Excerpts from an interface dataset
--------
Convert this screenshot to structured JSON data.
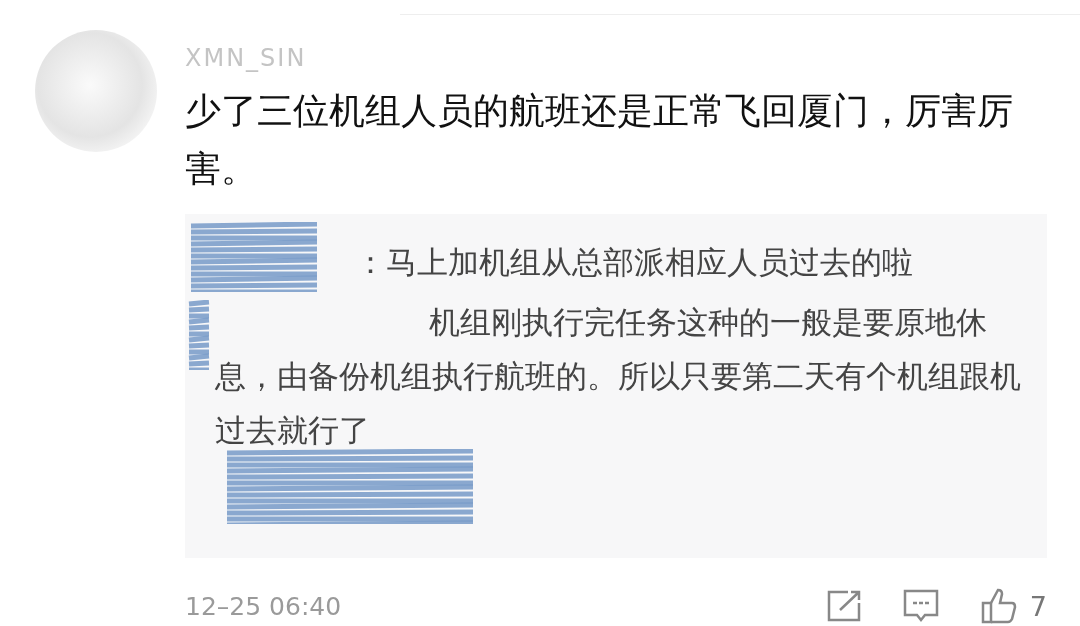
{
  "comment": {
    "author": "XMN_SIN",
    "text": "少了三位机组人员的航班还是正常飞回厦门，厉害厉害。",
    "replies": [
      {
        "text": "：马上加机组从总部派相应人员过去的啦"
      },
      {
        "text": "机组刚执行完任务这种的一般是要原地休息，由备份机组执行航班的。所以只要第二天有个机组跟机过去就行了"
      }
    ],
    "time": "12–25 06:40",
    "likes": "7"
  }
}
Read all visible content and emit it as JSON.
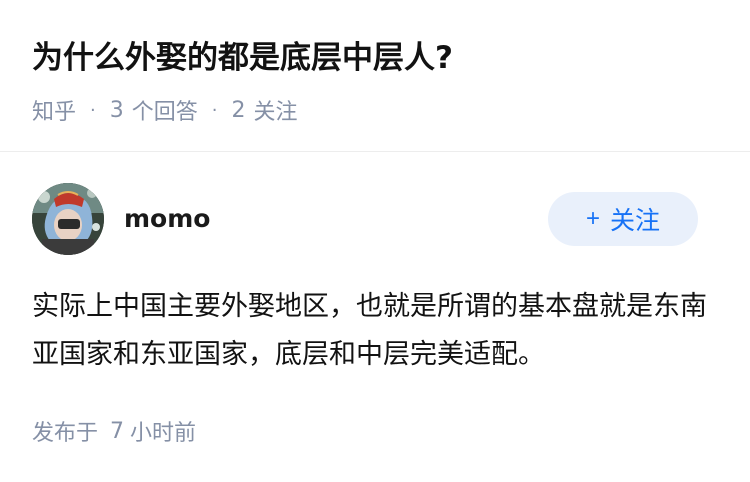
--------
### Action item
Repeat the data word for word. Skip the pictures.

### Task answer
Convert this screenshot to structured JSON data.
{
  "comment": {
    "author": "XMN_SIN",
    "text": "少了三位机组人员的航班还是正常飞回厦门，厉害厉害。",
    "replies": [
      {
        "text": "：马上加机组从总部派相应人员过去的啦"
      },
      {
        "text": "机组刚执行完任务这种的一般是要原地休息，由备份机组执行航班的。所以只要第二天有个机组跟机过去就行了"
      }
    ],
    "time": "12–25 06:40",
    "likes": "7"
  }
}
Read all visible content and emit it as JSON.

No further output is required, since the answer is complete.